<<<<

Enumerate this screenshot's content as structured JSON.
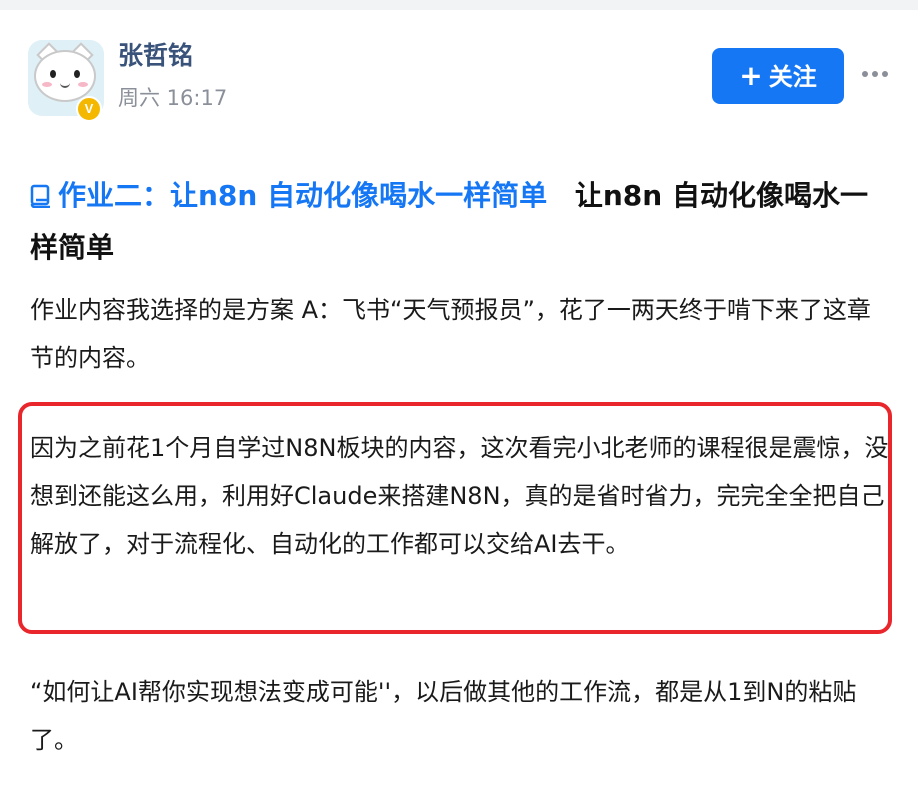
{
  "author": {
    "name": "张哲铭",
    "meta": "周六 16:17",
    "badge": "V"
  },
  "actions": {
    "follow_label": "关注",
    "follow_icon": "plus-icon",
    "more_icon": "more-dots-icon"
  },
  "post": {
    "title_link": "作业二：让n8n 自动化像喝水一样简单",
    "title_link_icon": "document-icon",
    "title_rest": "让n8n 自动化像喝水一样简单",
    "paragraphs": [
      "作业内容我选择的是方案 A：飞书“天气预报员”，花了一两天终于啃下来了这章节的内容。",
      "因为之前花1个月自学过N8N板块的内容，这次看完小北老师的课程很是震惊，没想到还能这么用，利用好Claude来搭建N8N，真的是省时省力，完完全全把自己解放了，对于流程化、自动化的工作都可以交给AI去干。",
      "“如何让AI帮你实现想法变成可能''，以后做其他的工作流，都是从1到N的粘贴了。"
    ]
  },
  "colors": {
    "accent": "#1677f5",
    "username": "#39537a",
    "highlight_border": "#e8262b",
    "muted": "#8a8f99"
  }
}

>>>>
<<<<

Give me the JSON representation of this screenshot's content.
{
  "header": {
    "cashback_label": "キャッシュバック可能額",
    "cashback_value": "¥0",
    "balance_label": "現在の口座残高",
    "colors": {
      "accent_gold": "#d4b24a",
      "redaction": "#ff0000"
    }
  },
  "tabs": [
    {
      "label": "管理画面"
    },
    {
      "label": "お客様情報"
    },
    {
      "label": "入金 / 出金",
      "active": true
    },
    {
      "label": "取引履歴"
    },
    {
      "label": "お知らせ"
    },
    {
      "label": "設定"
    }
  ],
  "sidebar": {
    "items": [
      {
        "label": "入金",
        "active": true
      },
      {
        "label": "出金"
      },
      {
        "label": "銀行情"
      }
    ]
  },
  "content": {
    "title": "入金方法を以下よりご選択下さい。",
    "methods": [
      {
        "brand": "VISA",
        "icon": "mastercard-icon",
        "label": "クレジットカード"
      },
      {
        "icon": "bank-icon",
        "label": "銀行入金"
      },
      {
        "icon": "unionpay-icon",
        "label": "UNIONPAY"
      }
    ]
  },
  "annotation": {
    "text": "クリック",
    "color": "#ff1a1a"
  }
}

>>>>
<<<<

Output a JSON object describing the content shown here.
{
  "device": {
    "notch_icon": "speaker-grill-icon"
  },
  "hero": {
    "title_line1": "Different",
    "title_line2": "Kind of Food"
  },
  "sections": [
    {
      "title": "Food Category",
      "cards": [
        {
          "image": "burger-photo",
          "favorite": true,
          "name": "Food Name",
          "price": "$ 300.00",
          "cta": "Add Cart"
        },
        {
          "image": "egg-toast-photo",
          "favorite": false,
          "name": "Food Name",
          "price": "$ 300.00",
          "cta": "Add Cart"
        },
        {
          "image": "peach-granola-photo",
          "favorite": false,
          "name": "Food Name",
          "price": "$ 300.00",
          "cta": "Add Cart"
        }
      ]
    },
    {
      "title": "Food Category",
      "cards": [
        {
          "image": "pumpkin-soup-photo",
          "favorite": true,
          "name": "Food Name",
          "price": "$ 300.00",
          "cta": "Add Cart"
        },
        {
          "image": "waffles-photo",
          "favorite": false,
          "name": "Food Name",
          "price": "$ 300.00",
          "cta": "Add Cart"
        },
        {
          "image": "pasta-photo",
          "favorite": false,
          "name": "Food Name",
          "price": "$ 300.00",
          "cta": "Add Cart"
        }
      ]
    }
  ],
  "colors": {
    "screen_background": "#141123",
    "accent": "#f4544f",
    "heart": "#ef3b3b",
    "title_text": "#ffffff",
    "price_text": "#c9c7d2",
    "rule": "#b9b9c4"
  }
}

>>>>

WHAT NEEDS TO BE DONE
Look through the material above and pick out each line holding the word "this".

EXERCISE OUTPUT
Enumerate this screenshot's content as structured JSON.
Give me the JSON representation of this screenshot's content.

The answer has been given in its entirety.